It was just after the assassination of Benazir Bhutto that something clicked into my mind: Pakistan was the country I had to see. During the elections, on Feb 2008, people were excited, full of hope, trustfully looking at their future. A strong movement guided by lawyers was riding the wave pushing the new elected government to restore the Chief of Justice Iftikhar Muhammad Chaudhry. Pakistan today is the result of more than 30 years of “mistakes”, 30 years of democracy failure. The military were in power for more than half of the country existence; some civil governments were corrupted, some others are corrupted. Corruption is vicious here, this is a strategic land, and to be in power can be such a lucrative opportunity.

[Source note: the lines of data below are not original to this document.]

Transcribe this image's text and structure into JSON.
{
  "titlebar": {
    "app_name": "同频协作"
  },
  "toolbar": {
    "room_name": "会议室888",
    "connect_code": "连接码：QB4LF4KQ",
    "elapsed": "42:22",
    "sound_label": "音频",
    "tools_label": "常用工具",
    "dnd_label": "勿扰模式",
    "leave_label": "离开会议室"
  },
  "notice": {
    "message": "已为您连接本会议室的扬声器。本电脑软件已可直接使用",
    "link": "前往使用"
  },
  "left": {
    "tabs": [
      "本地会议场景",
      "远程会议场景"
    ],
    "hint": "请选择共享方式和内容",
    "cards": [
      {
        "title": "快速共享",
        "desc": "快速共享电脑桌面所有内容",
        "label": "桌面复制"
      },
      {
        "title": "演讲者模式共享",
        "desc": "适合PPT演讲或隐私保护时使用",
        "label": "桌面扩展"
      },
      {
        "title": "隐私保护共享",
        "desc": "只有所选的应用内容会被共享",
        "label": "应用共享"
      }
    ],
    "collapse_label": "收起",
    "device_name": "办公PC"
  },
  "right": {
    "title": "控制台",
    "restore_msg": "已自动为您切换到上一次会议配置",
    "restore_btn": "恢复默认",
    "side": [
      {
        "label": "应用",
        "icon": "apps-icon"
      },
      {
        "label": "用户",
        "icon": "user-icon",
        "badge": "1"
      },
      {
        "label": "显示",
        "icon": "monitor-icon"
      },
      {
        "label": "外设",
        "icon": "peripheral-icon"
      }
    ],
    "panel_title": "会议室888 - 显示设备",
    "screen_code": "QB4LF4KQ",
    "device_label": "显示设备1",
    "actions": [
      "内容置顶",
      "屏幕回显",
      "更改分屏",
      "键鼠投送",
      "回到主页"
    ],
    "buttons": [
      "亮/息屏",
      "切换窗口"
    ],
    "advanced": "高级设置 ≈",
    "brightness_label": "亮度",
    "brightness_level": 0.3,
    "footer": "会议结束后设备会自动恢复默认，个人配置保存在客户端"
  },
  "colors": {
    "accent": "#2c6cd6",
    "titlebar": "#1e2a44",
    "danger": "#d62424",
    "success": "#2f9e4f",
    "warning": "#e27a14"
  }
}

Pakistan economy is left undeveloped so that dependence from foreign aids remains an indispensable requirement. On one hand, if the US wanted a chair around the table against the economic aids, on the other hand, population in Pakistan has to face, in addition to terrorism, an inexorable impoverishment, caused by the tax increase, the energy crisis and the rising prices of the indispensable goods which is a consequence of a new “Value Added Tax” (VAT) imposed by the International Monetary Fund and the World Bank, both threatening to cut the distribution of funds if this new regulation is not applied.
What was a colony before, looks a province now.